● **What you will do**
The full listing, excluding its pictures, should be printed exactly as it stands.

● **Material for this exercise**
.....

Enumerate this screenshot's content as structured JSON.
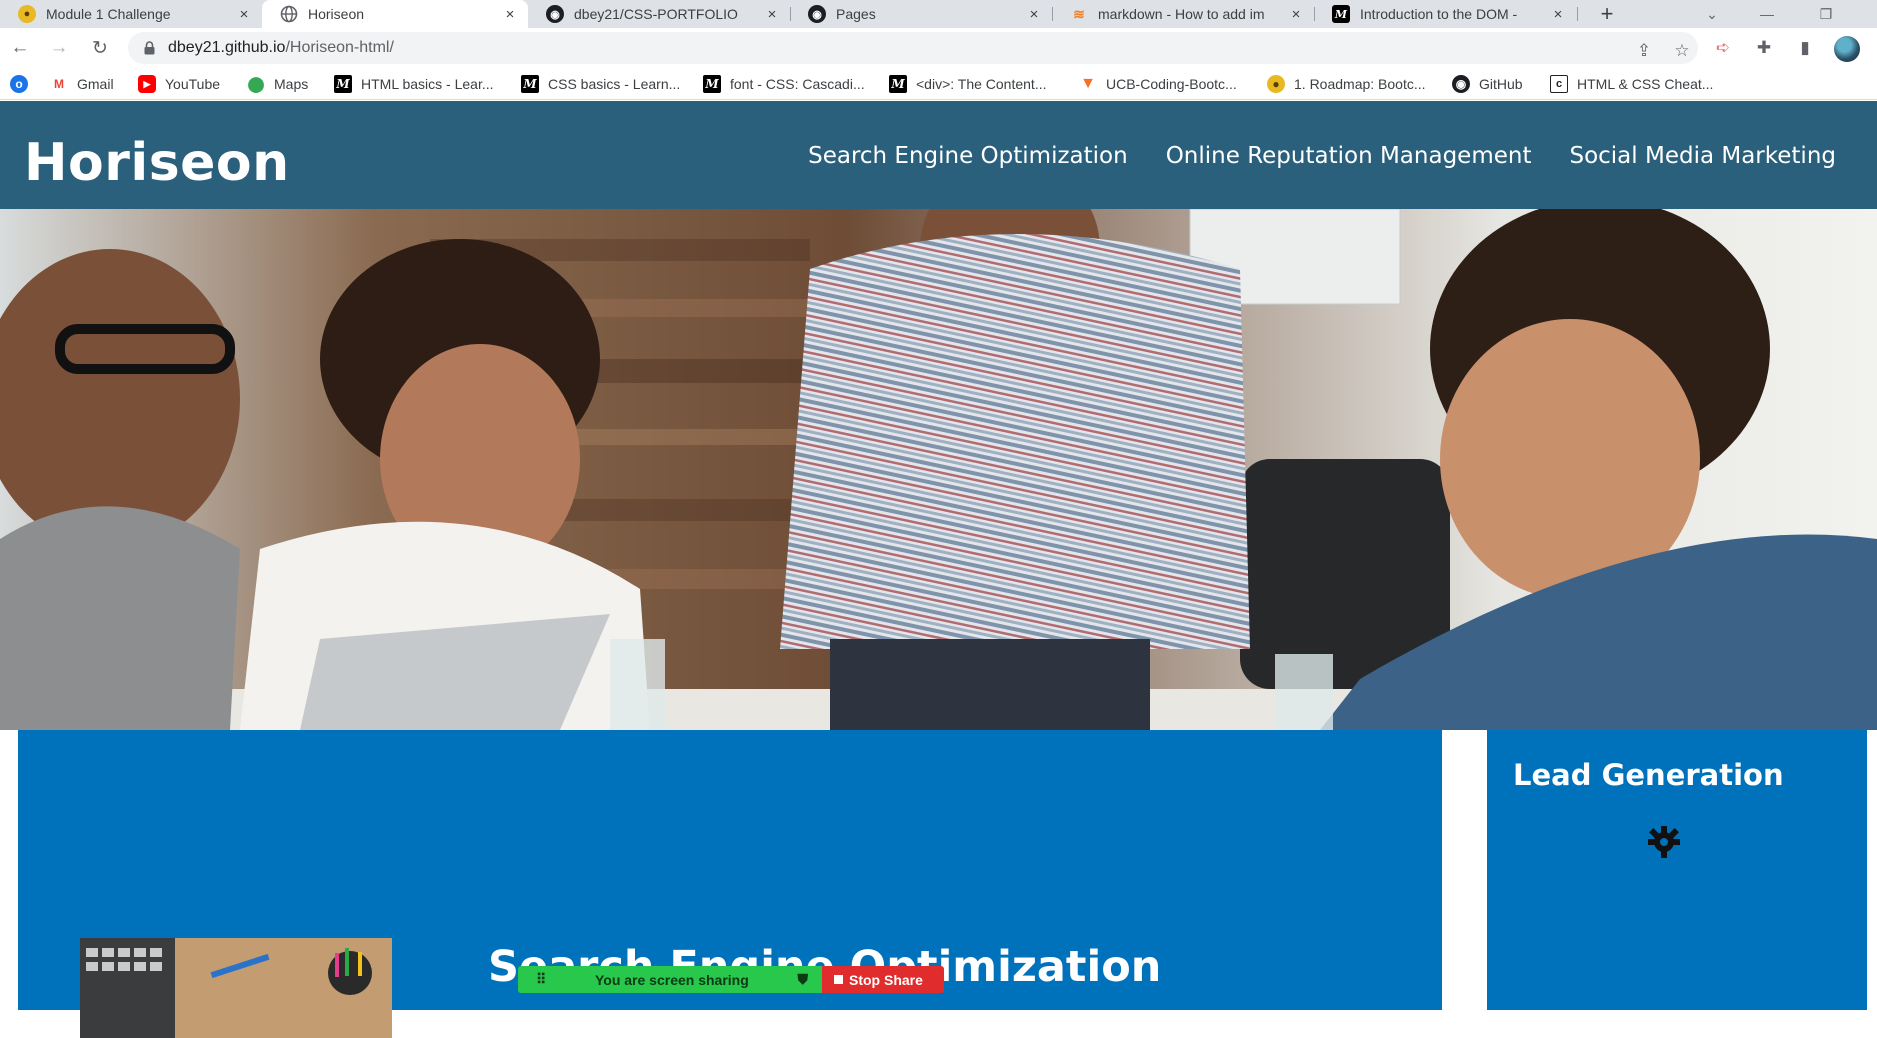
{
  "browser": {
    "tabs": [
      {
        "title": "Module 1 Challenge",
        "favicon": "bootcamp-coin-icon",
        "active": false
      },
      {
        "title": "Horiseon",
        "favicon": "globe-icon",
        "active": true
      },
      {
        "title": "dbey21/CSS-PORTFOLIO",
        "favicon": "github-icon",
        "active": false
      },
      {
        "title": "Pages",
        "favicon": "github-icon",
        "active": false
      },
      {
        "title": "markdown - How to add im",
        "favicon": "stackoverflow-icon",
        "active": false
      },
      {
        "title": "Introduction to the DOM -",
        "favicon": "mdn-icon",
        "active": false
      }
    ],
    "close_glyph": "×",
    "new_tab_glyph": "+",
    "address": {
      "host": "dbey21.github.io",
      "path": "/Horiseon-html/"
    },
    "bookmarks": [
      {
        "label": "Gmail",
        "icon": "gmail-icon"
      },
      {
        "label": "YouTube",
        "icon": "youtube-icon"
      },
      {
        "label": "Maps",
        "icon": "maps-icon"
      },
      {
        "label": "HTML basics - Lear...",
        "icon": "mdn-icon"
      },
      {
        "label": "CSS basics - Learn...",
        "icon": "mdn-icon"
      },
      {
        "label": "font - CSS: Cascadi...",
        "icon": "mdn-icon"
      },
      {
        "label": "<div>: The Content...",
        "icon": "mdn-icon"
      },
      {
        "label": "UCB-Coding-Bootc...",
        "icon": "gitlab-icon"
      },
      {
        "label": "1. Roadmap: Bootc...",
        "icon": "bootcamp-coin-icon"
      },
      {
        "label": "GitHub",
        "icon": "github-icon"
      },
      {
        "label": "HTML & CSS Cheat...",
        "icon": "cheatsheet-icon"
      }
    ]
  },
  "site": {
    "logo": "Horiseon",
    "nav": [
      "Search Engine Optimization",
      "Online Reputation Management",
      "Social Media Marketing"
    ],
    "main_section_title": "Search Engine Optimization",
    "aside_title": "Lead Generation"
  },
  "share_bar": {
    "message": "You are screen sharing",
    "stop_label": "Stop Share"
  },
  "colors": {
    "header_bg": "#2a607c",
    "content_bg": "#0072bb",
    "share_green": "#27c84b",
    "share_red": "#e02c2c"
  }
}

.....

● **Output for this exercise**
Enumerate this screenshot's content as structured JSON.
{
  "browser": {
    "tabs": [
      {
        "title": "Module 1 Challenge",
        "favicon": "bootcamp-coin-icon",
        "active": false
      },
      {
        "title": "Horiseon",
        "favicon": "globe-icon",
        "active": true
      },
      {
        "title": "dbey21/CSS-PORTFOLIO",
        "favicon": "github-icon",
        "active": false
      },
      {
        "title": "Pages",
        "favicon": "github-icon",
        "active": false
      },
      {
        "title": "markdown - How to add im",
        "favicon": "stackoverflow-icon",
        "active": false
      },
      {
        "title": "Introduction to the DOM -",
        "favicon": "mdn-icon",
        "active": false
      }
    ],
    "close_glyph": "×",
    "new_tab_glyph": "+",
    "address": {
      "host": "dbey21.github.io",
      "path": "/Horiseon-html/"
    },
    "bookmarks": [
      {
        "label": "Gmail",
        "icon": "gmail-icon"
      },
      {
        "label": "YouTube",
        "icon": "youtube-icon"
      },
      {
        "label": "Maps",
        "icon": "maps-icon"
      },
      {
        "label": "HTML basics - Lear...",
        "icon": "mdn-icon"
      },
      {
        "label": "CSS basics - Learn...",
        "icon": "mdn-icon"
      },
      {
        "label": "font - CSS: Cascadi...",
        "icon": "mdn-icon"
      },
      {
        "label": "<div>: The Content...",
        "icon": "mdn-icon"
      },
      {
        "label": "UCB-Coding-Bootc...",
        "icon": "gitlab-icon"
      },
      {
        "label": "1. Roadmap: Bootc...",
        "icon": "bootcamp-coin-icon"
      },
      {
        "label": "GitHub",
        "icon": "github-icon"
      },
      {
        "label": "HTML & CSS Cheat...",
        "icon": "cheatsheet-icon"
      }
    ]
  },
  "site": {
    "logo": "Horiseon",
    "nav": [
      "Search Engine Optimization",
      "Online Reputation Management",
      "Social Media Marketing"
    ],
    "main_section_title": "Search Engine Optimization",
    "aside_title": "Lead Generation"
  },
  "share_bar": {
    "message": "You are screen sharing",
    "stop_label": "Stop Share"
  },
  "colors": {
    "header_bg": "#2a607c",
    "content_bg": "#0072bb",
    "share_green": "#27c84b",
    "share_red": "#e02c2c"
  }
}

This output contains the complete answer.